Your objective: For this exercise, copy out each line of the material below that includes "placeholder".

== Segment start ==

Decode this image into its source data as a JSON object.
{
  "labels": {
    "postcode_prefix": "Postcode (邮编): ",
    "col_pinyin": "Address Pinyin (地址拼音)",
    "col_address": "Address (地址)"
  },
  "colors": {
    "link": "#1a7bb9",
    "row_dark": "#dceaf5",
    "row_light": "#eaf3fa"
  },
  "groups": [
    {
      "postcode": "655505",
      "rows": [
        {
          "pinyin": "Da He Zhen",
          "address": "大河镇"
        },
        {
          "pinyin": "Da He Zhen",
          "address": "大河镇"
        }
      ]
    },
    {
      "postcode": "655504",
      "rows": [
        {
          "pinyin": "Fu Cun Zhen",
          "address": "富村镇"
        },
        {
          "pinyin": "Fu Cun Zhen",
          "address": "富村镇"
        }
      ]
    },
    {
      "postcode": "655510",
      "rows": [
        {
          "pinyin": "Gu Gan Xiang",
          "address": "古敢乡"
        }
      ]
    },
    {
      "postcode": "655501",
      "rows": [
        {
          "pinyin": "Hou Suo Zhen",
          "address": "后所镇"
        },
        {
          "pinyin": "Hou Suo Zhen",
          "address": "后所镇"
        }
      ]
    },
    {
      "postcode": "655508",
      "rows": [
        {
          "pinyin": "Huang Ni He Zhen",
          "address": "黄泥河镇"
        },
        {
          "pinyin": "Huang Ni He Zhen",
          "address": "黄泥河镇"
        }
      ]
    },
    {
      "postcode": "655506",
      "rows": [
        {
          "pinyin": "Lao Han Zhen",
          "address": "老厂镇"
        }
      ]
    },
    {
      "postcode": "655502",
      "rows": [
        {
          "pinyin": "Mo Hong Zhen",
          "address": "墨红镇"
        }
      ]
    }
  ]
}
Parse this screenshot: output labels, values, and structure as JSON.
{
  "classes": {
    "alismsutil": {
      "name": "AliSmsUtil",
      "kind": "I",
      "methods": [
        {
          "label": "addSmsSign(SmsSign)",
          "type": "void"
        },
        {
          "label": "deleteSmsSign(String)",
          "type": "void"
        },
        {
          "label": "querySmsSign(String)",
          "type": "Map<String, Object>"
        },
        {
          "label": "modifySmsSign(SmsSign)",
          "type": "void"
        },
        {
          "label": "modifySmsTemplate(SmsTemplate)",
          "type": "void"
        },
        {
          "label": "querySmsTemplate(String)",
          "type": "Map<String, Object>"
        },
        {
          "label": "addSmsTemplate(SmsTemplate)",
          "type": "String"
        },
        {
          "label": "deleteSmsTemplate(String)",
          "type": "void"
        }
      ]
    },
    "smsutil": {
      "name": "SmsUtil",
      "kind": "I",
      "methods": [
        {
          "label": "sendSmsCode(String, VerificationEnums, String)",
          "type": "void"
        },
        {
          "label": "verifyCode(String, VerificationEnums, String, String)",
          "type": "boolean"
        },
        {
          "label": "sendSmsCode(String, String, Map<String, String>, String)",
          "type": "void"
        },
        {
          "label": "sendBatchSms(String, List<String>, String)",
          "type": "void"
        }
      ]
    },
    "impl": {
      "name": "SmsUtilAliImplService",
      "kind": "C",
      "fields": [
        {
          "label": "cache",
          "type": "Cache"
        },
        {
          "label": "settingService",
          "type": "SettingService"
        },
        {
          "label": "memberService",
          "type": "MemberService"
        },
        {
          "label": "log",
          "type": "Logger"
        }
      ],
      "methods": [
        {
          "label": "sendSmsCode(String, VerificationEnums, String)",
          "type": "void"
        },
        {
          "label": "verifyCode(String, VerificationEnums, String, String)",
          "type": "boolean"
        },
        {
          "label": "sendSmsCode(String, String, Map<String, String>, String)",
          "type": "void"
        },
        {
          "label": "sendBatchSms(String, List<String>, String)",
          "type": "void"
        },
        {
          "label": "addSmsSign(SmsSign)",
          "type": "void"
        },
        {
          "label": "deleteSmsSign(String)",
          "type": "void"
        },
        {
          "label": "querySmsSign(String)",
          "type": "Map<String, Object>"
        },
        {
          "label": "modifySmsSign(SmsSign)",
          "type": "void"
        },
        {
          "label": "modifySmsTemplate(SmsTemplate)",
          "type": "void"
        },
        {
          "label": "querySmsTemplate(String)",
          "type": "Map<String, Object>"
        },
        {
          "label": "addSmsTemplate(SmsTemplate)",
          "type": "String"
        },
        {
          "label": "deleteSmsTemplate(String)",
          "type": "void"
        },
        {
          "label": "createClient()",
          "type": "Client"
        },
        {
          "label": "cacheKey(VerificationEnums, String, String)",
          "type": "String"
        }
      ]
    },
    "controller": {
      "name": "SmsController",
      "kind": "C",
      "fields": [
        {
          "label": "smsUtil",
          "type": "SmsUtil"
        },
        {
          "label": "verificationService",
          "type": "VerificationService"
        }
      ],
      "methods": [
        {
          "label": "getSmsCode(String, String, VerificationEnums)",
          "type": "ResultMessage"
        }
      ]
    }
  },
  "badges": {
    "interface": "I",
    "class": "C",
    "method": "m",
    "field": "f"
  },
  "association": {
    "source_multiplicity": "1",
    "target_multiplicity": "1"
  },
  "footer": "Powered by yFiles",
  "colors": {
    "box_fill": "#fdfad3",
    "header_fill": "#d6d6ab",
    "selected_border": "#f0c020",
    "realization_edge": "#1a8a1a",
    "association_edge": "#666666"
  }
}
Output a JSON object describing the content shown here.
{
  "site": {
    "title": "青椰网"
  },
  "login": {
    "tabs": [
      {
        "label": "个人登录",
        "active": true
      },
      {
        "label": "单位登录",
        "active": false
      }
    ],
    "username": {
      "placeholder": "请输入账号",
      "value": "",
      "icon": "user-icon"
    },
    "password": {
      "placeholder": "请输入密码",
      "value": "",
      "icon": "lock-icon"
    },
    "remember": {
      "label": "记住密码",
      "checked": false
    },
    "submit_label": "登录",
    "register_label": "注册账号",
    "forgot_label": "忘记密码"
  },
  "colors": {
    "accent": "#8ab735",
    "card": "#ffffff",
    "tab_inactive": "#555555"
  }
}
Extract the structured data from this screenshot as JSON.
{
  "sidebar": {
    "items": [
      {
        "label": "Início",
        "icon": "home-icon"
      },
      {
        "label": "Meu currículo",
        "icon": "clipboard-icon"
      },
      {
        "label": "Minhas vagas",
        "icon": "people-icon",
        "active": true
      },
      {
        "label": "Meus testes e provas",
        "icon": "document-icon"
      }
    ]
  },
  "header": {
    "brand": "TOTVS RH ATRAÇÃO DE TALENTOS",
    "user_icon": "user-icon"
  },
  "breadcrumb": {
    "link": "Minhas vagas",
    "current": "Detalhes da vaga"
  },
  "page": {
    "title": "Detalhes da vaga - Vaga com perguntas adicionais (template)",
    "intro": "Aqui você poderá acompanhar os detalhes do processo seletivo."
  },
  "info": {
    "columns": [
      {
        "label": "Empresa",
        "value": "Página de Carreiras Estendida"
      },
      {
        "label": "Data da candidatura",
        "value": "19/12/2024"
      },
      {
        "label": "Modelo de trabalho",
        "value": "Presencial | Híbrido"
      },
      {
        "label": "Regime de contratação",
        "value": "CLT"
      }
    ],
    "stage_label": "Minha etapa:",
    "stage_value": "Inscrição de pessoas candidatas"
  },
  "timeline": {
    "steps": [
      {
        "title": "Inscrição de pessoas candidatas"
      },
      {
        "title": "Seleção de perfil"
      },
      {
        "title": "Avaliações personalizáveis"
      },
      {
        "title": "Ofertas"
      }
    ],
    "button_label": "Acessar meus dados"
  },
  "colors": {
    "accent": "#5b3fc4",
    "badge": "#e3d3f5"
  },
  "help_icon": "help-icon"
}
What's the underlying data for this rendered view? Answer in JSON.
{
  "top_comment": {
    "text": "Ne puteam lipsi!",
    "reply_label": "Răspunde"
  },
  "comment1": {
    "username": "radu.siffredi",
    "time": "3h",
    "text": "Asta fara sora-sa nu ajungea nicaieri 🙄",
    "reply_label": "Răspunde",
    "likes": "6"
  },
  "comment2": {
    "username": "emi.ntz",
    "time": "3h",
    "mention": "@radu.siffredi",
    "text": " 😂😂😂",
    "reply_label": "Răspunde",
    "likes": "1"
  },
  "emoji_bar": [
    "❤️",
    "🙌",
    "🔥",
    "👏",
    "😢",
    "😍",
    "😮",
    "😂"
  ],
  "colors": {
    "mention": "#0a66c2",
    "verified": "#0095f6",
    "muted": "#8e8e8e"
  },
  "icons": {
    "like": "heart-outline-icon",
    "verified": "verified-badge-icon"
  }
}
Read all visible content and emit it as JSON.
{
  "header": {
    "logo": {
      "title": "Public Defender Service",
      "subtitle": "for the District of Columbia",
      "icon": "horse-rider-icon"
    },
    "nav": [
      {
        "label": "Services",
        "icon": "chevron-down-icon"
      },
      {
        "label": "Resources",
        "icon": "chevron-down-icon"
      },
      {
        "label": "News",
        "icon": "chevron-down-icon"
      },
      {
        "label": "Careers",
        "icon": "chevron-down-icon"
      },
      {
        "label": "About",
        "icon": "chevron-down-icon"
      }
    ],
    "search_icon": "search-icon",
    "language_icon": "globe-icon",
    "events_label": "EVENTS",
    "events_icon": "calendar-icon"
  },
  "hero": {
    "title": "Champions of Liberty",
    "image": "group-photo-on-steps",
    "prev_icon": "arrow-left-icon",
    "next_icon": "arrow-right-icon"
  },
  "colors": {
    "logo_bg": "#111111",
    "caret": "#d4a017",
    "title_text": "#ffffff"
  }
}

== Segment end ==

Answer to this exercise:
      "placeholder": "请输入账号",
      "placeholder": "请输入密码",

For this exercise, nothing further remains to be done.